- While homelessness in most states declined between 2018 and 2019, in California homelessness increased by 16 percent, or 21,306 people and the number of unsheltered individuals in California rose 21%, or by 18,000 people.
Governor Newsom’s Recent Actions
- In a March 18th Executive Order, the Governor directed $150 million to localities for shelters, hotel and motel rooms, and camper trailers for extremely vulnerable individuals experiencing homelessness. As of April 18th, the State effort has secured 10,974 hotel and motel rooms and 1,133 trailers.
Potential Funding Opportunities
Please see our Financial Assistance web page for more information: https://www.waterboards.ca.gov/centralcoast/water_issues/programs/grants/
Examples of funding that may be used for projects that will reduce water quality impacts related to homelessness are listed below. This list will be updated as additional opportunities arise.
Prop 1 Stormwater Grant Program (SWGP): Funding available for projects that capture, divert, and/or treat storm water runoff from the municipal stormwater systems, and for education and outreach projects (i.e. community meetings, flyers, signage, etc.). Please see the financial assistance web page (link above) for application information. The next project solicitation period will be in March 2020.

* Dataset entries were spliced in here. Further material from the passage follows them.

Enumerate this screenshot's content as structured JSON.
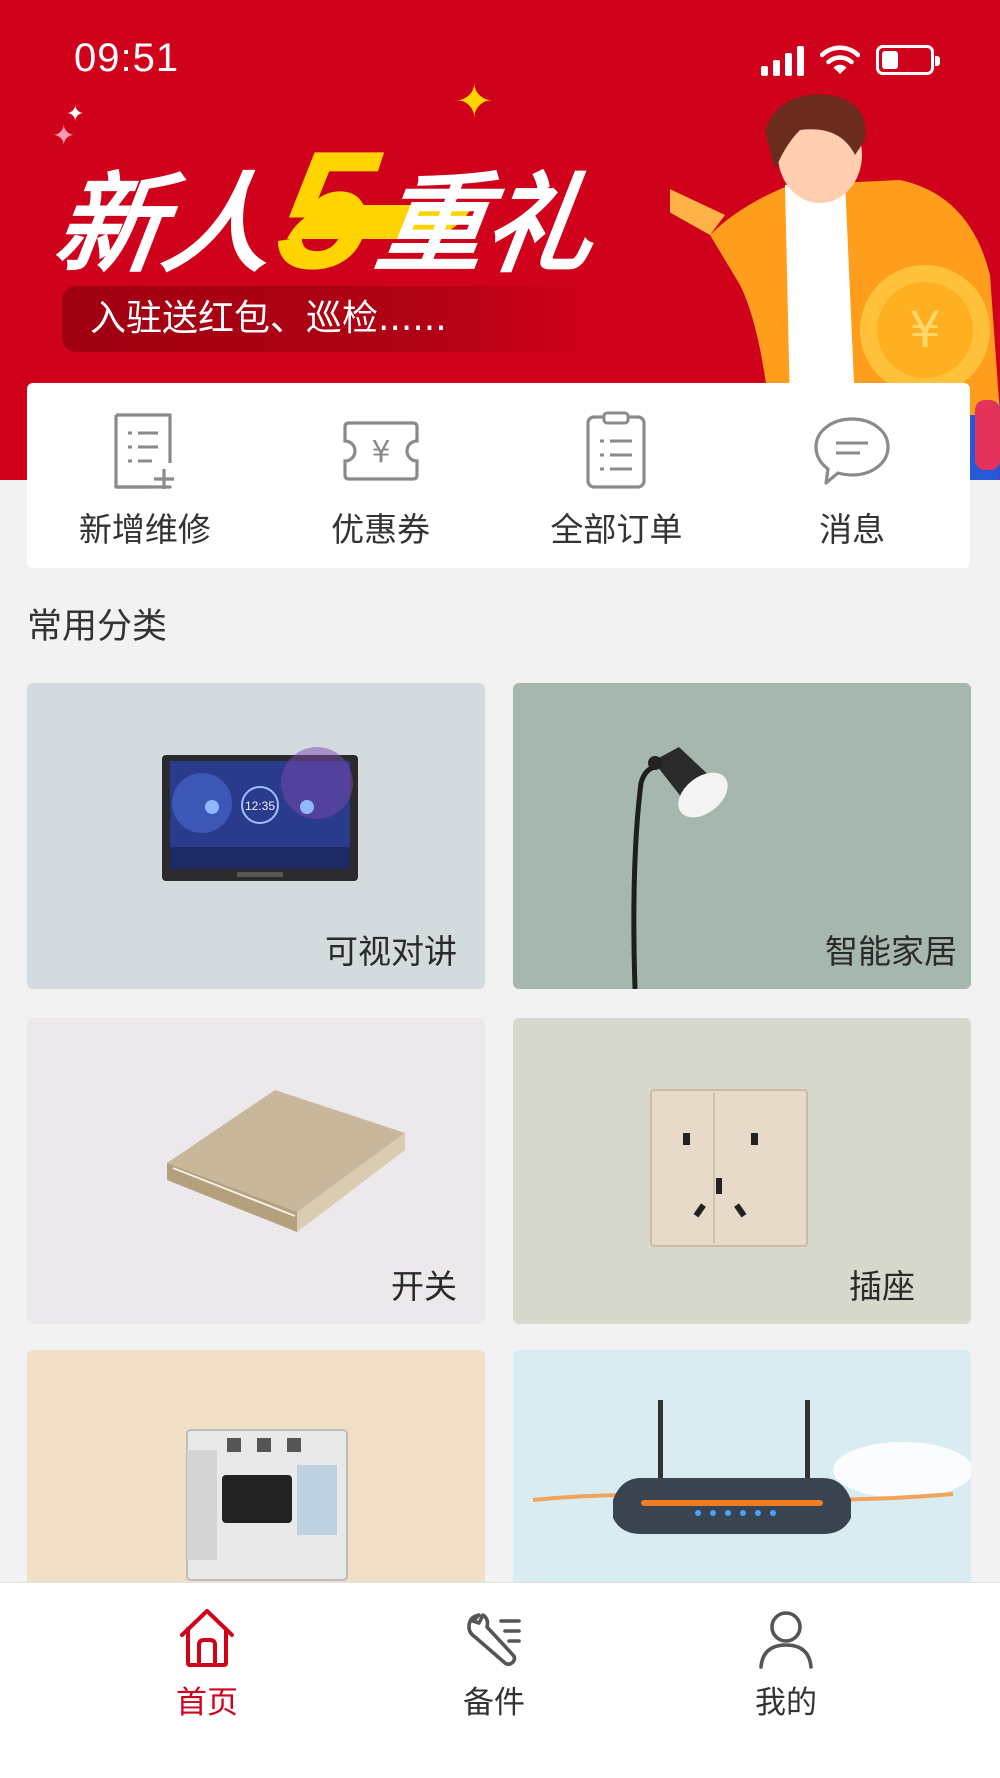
{
  "status_bar": {
    "time": "09:51",
    "battery_level": 0.35
  },
  "banner": {
    "title_part1": "新人",
    "title_number": "5",
    "title_part2": "重礼",
    "subtitle": "入驻送红包、巡检......",
    "colors": {
      "background": "#d0011b",
      "accent": "#ffd400"
    }
  },
  "quick_actions": [
    {
      "label": "新增维修",
      "icon": "add-repair-document-icon"
    },
    {
      "label": "优惠券",
      "icon": "coupon-yen-icon"
    },
    {
      "label": "全部订单",
      "icon": "clipboard-orders-icon"
    },
    {
      "label": "消息",
      "icon": "chat-bubble-icon"
    }
  ],
  "categories_section": {
    "title": "常用分类",
    "items": [
      {
        "label": "可视对讲",
        "image": "video-intercom-panel"
      },
      {
        "label": "智能家居",
        "image": "floor-lamp"
      },
      {
        "label": "开关",
        "image": "wall-switch"
      },
      {
        "label": "插座",
        "image": "wall-socket"
      },
      {
        "label": "",
        "image": "circuit-breaker"
      },
      {
        "label": "",
        "image": "wifi-router"
      }
    ]
  },
  "tab_bar": {
    "active": "首页",
    "active_color": "#d0011b",
    "tabs": [
      {
        "label": "首页",
        "icon": "home-icon"
      },
      {
        "label": "备件",
        "icon": "wrench-icon"
      },
      {
        "label": "我的",
        "icon": "user-icon"
      }
    ]
  }
}
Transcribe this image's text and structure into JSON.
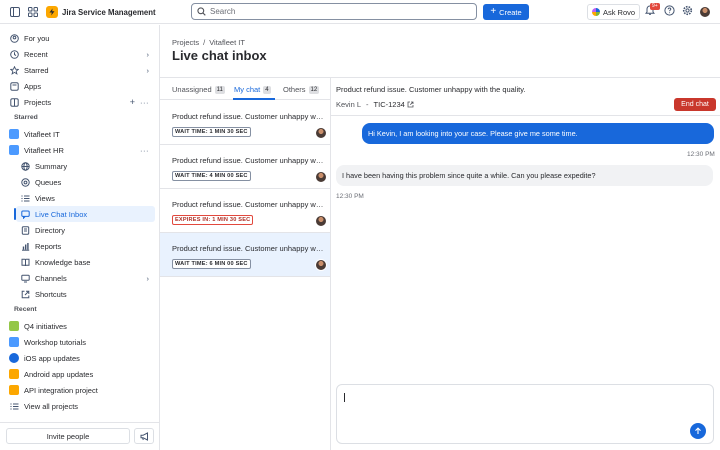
{
  "app": {
    "name": "Jira Service Management",
    "brand_color": "#fca700"
  },
  "topbar": {
    "search_placeholder": "Search",
    "create_label": "Create",
    "ask_rovo_label": "Ask Rovo",
    "notifications_count": "9+"
  },
  "sidebar": {
    "for_you": "For you",
    "recent": "Recent",
    "starred": "Starred",
    "apps": "Apps",
    "projects": "Projects",
    "starred_section": "Starred",
    "starred_projects": [
      {
        "label": "Vitafleet IT",
        "icon_color": "#4c9aff"
      },
      {
        "label": "Vitafleet HR",
        "icon_color": "#4c9aff"
      }
    ],
    "hr_items": [
      {
        "label": "Summary",
        "icon": "globe-icon"
      },
      {
        "label": "Queues",
        "icon": "queues-icon"
      },
      {
        "label": "Views",
        "icon": "list-icon"
      },
      {
        "label": "Live Chat Inbox",
        "icon": "chat-icon"
      },
      {
        "label": "Directory",
        "icon": "directory-icon"
      },
      {
        "label": "Reports",
        "icon": "chart-icon"
      },
      {
        "label": "Knowledge base",
        "icon": "book-icon"
      },
      {
        "label": "Channels",
        "icon": "channels-icon"
      },
      {
        "label": "Shortcuts",
        "icon": "shortcut-icon"
      }
    ],
    "recent_section": "Recent",
    "recent_projects": [
      {
        "label": "Q4 initiatives",
        "icon_color": "#94c748"
      },
      {
        "label": "Workshop tutorials",
        "icon_color": "#4c9aff"
      },
      {
        "label": "iOS app updates",
        "icon_color": "#1868db"
      },
      {
        "label": "Android app updates",
        "icon_color": "#fca700"
      },
      {
        "label": "API integration project",
        "icon_color": "#fca700"
      }
    ],
    "view_all": "View all projects",
    "invite_label": "Invite people"
  },
  "main": {
    "breadcrumb": [
      "Projects",
      "/",
      "Vitafleet IT"
    ],
    "title": "Live chat inbox"
  },
  "inbox": {
    "tabs": [
      {
        "label": "Unassigned",
        "count": "11"
      },
      {
        "label": "My chat",
        "count": "4"
      },
      {
        "label": "Others",
        "count": "12"
      }
    ],
    "chats": [
      {
        "title": "Product refund issue. Customer unhappy with the quality.",
        "timer": "WAIT TIME: 1 MIN 30 SEC",
        "status": "normal"
      },
      {
        "title": "Product refund issue. Customer unhappy with the quality.",
        "timer": "WAIT TIME: 4 MIN 00 SEC",
        "status": "normal"
      },
      {
        "title": "Product refund issue. Customer unhappy with the quality.",
        "timer": "EXPIRES IN: 1 MIN 30 SEC",
        "status": "danger"
      },
      {
        "title": "Product refund issue. Customer unhappy with the quality.",
        "timer": "WAIT TIME: 6 MIN 00 SEC",
        "status": "normal"
      }
    ]
  },
  "conversation": {
    "title": "Product refund issue. Customer unhappy with the quality.",
    "customer": "Kevin L",
    "separator": "-",
    "ticket": "TIC-1234",
    "end_chat_label": "End chat",
    "messages": [
      {
        "text": "Hi Kevin, I am looking into your case. Please give me some time.",
        "time": "12:30 PM",
        "direction": "out"
      },
      {
        "text": "I have been having this problem since quite a while. Can you please expedite?",
        "time": "12:30 PM",
        "direction": "in"
      }
    ],
    "composer_value": "",
    "accent": "#1868db",
    "danger": "#c9372c"
  }
}
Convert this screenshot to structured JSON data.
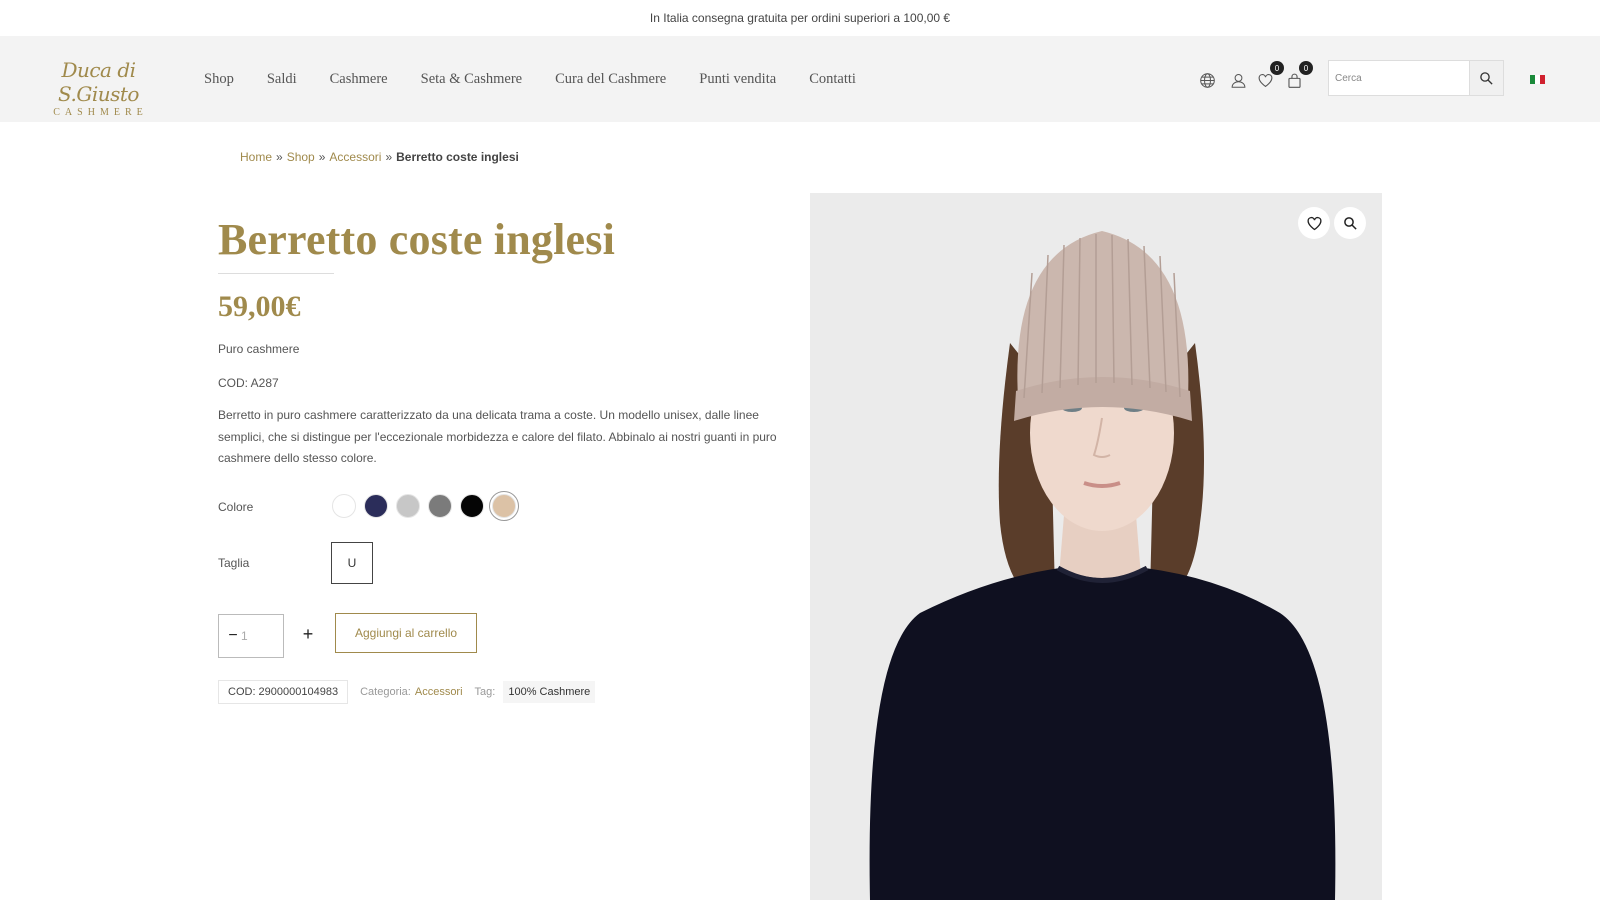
{
  "topbar": {
    "text": "In Italia consegna gratuita per ordini superiori a 100,00 €"
  },
  "header": {
    "logo": {
      "script": "Duca di S.Giusto",
      "sub": "CASHMERE"
    },
    "nav": [
      "Shop",
      "Saldi",
      "Cashmere",
      "Seta & Cashmere",
      "Cura del Cashmere",
      "Punti vendita",
      "Contatti"
    ],
    "wishlist_count": "0",
    "cart_count": "0",
    "search": {
      "placeholder": "Cerca"
    },
    "language_flag": "italian-flag"
  },
  "breadcrumb": {
    "home": "Home",
    "shop": "Shop",
    "category": "Accessori",
    "sep": "»",
    "current": "Berretto coste inglesi"
  },
  "product": {
    "title": "Berretto coste inglesi",
    "price": "59,00€",
    "material": "Puro cashmere",
    "code": "COD: A287",
    "description": "Berretto in puro cashmere caratterizzato da una delicata trama a coste. Un modello unisex, dalle linee semplici, che si distingue per l'eccezionale morbidezza e calore del filato. Abbinalo ai nostri guanti in puro cashmere dello stesso colore.",
    "color_label": "Colore",
    "colors": [
      "#ffffff",
      "#2b2d5a",
      "#c7c7c7",
      "#7b7b7b",
      "#050505",
      "#dcc2a6"
    ],
    "selected_color_index": 5,
    "size_label": "Taglia",
    "size": "U",
    "quantity": "1",
    "add_to_cart": "Aggiungi al carrello",
    "sku": "COD: 2900000104983",
    "category_label": "Categoria:",
    "category": "Accessori",
    "tag_label": "Tag:",
    "tag": "100% Cashmere"
  },
  "colors": {
    "accent": "#a08a4c",
    "header_bg": "#f3f3f3"
  },
  "icons": {
    "globe": "globe-icon",
    "account": "user-icon",
    "wishlist": "heart-icon",
    "cart": "bag-icon",
    "search": "search-icon",
    "zoom": "zoom-icon"
  }
}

319(h) Nonpoint Source (NPS) Program: Funding available for NPS projects that will restore water quality in watersheds with an adopted TMDL (total maximum daily load), and if the watershed is identified as a “high priority” in the NPS Program Plan. The Central Coast Water Board identified impacts associated with homelessness as a priority in our Nonpoint Source Program five-year Plan and therefore, this funding may be used for pollution control measures associated with homelessness in high priority watersheds. This funding is not available for projects within a municipal stormwater (MS4) permit boundary. Please see the financial assistance web page (link above) for application information. The next project solicitation period will be in Fall 2020.
Water Quality Impacts
The occurrence of streamside homeless encampments is on the rise in the central coast, resulting in increased impacts associated with excessive trash, human waste, drug paraphernalia (e.g., discarded needles), and erosion that pose risks to public health and safety, and to water quality. Studies using DNA have confirmed human sources of fecal bacteria in central coast streams. Local agencies are also spending tens of thousands of dollars every year to cleanup homeless encampment related trash.
Subscribe to our Homelessness email list to receive notifications and the latest updates. After subscribing, you will need to check your email host for a confirmation email to complete the subscription.
Subscribe to our other email lists. See the "RB3 Central Coast" section.
Environmental Justice and California’s Human Right to Water Law
The Central Coast Water Board recognizes homelessness as one of the most challenging environmental justice issues we face and that it has a nexus to the human right to water. People experiencing homelessness often do not have access to shelter, safe drinking water, or sanitation services and this can result in public health and water quality problems.
For more information regarding the Water Board’s environmental justice goals and commitment to implement California’s Human Right to Water Law, go to the web page:
Should you have additional questions or would like additional information, please contact: RB3-Homelessness@Waterboards.ca.gov
Resources and Collaborators
United States Interagency Council on Homelessness https://www.usich.gov/
California Homeless Coordinating and Financing Council https://www.bcsh.ca.gov/hcfc/
Pacific Institute https://pacinst.org/
New Way Homes https://www.newwayhomes.org/
Coastal Watershed Council https://coastal-watershed.org/
Downtown Streets Team https://www.streetsteam.org/index
Northern Santa Barbara County United Way https://www.liveunitedsbc.org/
If you would like to collaborate please contact us at